**What is expected**
Nothing in the records that follow should differ once you have copied them out.
# # #
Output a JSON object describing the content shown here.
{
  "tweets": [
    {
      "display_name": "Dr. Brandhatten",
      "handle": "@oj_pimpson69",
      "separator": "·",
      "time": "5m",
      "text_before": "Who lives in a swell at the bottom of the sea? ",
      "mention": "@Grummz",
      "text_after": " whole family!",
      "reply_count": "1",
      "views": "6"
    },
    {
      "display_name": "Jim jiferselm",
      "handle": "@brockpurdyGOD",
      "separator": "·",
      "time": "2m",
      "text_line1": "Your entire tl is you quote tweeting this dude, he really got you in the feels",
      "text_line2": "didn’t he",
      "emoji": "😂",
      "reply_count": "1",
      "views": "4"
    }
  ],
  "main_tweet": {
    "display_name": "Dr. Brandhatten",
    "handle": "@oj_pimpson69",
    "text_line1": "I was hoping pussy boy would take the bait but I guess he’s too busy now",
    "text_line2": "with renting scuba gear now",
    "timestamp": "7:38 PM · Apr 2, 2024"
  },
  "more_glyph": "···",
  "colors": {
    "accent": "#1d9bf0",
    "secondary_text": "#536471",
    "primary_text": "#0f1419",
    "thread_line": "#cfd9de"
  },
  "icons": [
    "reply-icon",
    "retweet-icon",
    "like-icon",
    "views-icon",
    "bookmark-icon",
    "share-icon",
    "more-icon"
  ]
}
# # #
**Output for this task**
Output a JSON object describing the content shown here.
{
  "tweets": [
    {
      "display_name": "Dr. Brandhatten",
      "handle": "@oj_pimpson69",
      "separator": "·",
      "time": "5m",
      "text_before": "Who lives in a swell at the bottom of the sea? ",
      "mention": "@Grummz",
      "text_after": " whole family!",
      "reply_count": "1",
      "views": "6"
    },
    {
      "display_name": "Jim jiferselm",
      "handle": "@brockpurdyGOD",
      "separator": "·",
      "time": "2m",
      "text_line1": "Your entire tl is you quote tweeting this dude, he really got you in the feels",
      "text_line2": "didn’t he",
      "emoji": "😂",
      "reply_count": "1",
      "views": "4"
    }
  ],
  "main_tweet": {
    "display_name": "Dr. Brandhatten",
    "handle": "@oj_pimpson69",
    "text_line1": "I was hoping pussy boy would take the bait but I guess he’s too busy now",
    "text_line2": "with renting scuba gear now",
    "timestamp": "7:38 PM · Apr 2, 2024"
  },
  "more_glyph": "···",
  "colors": {
    "accent": "#1d9bf0",
    "secondary_text": "#536471",
    "primary_text": "#0f1419",
    "thread_line": "#cfd9de"
  },
  "icons": [
    "reply-icon",
    "retweet-icon",
    "like-icon",
    "views-icon",
    "bookmark-icon",
    "share-icon",
    "more-icon"
  ]
}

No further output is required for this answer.